Kalina is a friendly and sweet young lady who is willing to help others when asked and/or needed. She is eager to learn and when she does not know a particular context, she will research the information to be able to understand. In addition, Kalina loves reading non-fiction text as it provides her evidence along with knowing simply mathematics as it is logical information. 2. What are your child’s weaknesses?
Paul was diagnosed with down syndrome and is nonverbal. To state what he wants, Paul points as well as uses gestures. All three participants had no formal education (Conklin & Mayer, 2011). The participants communication skill level ranged from a 1yr old to a 1yr, 3-month year old.

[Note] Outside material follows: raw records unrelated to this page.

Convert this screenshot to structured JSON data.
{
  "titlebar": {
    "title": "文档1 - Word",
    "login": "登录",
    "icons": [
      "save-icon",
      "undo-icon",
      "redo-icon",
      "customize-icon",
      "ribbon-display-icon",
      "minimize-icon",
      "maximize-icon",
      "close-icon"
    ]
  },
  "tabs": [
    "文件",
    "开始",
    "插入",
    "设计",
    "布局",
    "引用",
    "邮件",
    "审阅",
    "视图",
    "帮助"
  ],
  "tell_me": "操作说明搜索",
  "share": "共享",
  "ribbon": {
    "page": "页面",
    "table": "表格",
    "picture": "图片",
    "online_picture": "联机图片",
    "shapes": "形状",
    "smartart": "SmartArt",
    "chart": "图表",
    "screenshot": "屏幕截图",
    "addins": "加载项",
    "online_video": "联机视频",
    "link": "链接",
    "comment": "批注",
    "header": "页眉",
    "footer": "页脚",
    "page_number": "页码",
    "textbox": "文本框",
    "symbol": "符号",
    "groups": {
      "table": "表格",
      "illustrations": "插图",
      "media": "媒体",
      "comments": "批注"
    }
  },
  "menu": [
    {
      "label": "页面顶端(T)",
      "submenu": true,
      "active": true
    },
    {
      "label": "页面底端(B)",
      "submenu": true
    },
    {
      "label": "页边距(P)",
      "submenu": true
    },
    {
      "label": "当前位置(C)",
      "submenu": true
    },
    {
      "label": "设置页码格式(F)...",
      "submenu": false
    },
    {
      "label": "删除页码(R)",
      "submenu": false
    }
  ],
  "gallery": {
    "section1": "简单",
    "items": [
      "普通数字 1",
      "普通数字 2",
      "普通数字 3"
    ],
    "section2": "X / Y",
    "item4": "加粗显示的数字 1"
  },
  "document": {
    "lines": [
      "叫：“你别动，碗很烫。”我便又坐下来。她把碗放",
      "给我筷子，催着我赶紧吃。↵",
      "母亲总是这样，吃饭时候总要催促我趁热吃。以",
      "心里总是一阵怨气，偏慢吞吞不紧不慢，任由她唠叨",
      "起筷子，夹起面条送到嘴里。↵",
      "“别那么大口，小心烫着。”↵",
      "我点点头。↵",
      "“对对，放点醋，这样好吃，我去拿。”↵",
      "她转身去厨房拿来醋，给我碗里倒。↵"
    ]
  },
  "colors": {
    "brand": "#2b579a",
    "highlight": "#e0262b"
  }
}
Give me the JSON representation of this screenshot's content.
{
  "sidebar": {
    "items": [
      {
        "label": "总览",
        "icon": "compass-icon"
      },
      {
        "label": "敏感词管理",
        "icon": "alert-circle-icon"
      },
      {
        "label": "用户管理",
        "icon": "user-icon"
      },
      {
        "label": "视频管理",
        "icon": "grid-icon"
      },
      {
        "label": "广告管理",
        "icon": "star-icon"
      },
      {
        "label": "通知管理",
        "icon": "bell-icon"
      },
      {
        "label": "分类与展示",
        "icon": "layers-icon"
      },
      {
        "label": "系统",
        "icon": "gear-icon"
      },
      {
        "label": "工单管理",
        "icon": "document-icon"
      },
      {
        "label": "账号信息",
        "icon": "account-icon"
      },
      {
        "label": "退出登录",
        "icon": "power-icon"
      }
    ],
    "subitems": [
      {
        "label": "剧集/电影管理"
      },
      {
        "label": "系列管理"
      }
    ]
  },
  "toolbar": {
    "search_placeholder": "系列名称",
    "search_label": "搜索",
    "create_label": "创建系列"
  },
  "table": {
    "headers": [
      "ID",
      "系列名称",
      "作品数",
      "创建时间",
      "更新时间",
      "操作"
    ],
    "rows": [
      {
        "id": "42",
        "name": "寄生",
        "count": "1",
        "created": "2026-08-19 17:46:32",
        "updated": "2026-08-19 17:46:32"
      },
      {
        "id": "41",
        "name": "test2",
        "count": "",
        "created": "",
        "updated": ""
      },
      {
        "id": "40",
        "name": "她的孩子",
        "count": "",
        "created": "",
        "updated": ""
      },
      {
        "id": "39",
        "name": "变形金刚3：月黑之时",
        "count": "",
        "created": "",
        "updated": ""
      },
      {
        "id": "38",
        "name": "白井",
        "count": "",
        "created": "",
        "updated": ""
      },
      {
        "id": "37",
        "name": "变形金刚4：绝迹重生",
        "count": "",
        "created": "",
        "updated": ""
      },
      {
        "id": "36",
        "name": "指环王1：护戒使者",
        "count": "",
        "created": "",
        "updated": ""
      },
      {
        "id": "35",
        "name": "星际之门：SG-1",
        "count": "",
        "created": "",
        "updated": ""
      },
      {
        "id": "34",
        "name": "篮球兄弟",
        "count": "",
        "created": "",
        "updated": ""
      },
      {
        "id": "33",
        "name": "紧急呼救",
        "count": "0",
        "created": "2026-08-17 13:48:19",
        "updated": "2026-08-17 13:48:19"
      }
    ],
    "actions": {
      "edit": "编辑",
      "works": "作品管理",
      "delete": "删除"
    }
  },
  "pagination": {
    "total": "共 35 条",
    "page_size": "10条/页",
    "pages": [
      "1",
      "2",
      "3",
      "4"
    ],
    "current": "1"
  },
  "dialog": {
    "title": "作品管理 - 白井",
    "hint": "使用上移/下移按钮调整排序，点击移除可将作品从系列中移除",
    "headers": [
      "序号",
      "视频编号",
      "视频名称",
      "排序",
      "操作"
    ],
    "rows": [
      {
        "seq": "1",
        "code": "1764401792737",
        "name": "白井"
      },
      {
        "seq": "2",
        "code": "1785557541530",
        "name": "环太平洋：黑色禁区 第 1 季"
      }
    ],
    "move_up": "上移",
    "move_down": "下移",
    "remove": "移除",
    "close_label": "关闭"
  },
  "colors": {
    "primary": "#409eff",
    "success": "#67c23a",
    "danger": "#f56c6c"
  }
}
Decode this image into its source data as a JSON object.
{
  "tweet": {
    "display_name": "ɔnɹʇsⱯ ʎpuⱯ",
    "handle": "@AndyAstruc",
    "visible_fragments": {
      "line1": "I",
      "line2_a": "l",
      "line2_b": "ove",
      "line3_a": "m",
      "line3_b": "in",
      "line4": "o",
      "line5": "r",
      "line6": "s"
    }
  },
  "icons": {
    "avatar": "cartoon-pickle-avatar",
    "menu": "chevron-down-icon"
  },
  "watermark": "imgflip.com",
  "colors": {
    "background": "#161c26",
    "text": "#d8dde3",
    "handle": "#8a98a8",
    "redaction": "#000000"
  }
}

The study followed all the required steps necessary to implement PECS with fidelity.
This study used 20 Parents in which seven (7) are male and thirteen (13) are female, with ages ranging between 28 and 25 years and an overall mean mean age of 38.6, who are parents of children of a local primary school who volunteered to take part in this six-week course, parenting stress management rearment, the Cool Parents” Program. The participation and completion of the parents in the program is done voluntarily. Statisitcal data of the results of the group are presented in the Table 1. IN addition, there is no financial gain offered to the parents. Socio-Demographics of Group Description Women Men Total Age Average 38.5 38.7 38.6 Ethnicity Caucasian 40% 25% 65% Asian 15% 5% 20% Indegenous Australian 10% 10% Pacific Islander 5% 5% Language English 50% 25% 75% Chinese 10% 10% Spanish 5% 5% Samoan 5% 5% Italian 5% 5% Table 1 Procedure A psychoeducational six-week course on stress management was conducted which focuses the parents in the implementation of Cognitive Behavioral Therapy in the behavioural strategies for stress and anxiety.
However, the two approaches are different views of the nature of young children 's interests, needs, that teachers interact and cooperate with children in the classroom. In my opinion Reggio Emilia approach is the best curriculum because it provides for the children, the environment and materials that met their needs, it gives the student the opportunity to think and explore. Children have a verity of options in the classroom, they can do many activities and they can choose the activity that they like without teacher promotion, and there are many areas for children, such as, dramatic area that the child can act as a police officer or a doctor or any other character they like. Moreover, there is place for cooking, playing in sand, outdoor, and many other areas that help children to explore and get knowledge. In addition, I liked the role of the teacher in the Reggio Emilia schools, they emphasis on communication with parents and children and they believe that the relationship between children and parents are the developer key for the child so they try to be in touch with the parents and include them in the school activities.
Different views on the issue of teaching English to young learners have been suggested so far in the field of teaching a second language. Among these views, one of the most practical ones is using games. Applying them may make learning more enjoyable and motivating because of students’ learning without being aware. A great number of studies (Chan & Lin, 2000; Jiang, 2008; Kuo, 2008; Robinson, 1960; Zheng, 2008) state that students‟ motivation and confidence can be enhanced in the process of playing games when they achieve learning goals in a relaxing environment. Kuo (2008) further mentions that “games and game-like activities have always been a popular tool in an English class in order to interest and „wake up‟ uninterested students” (p.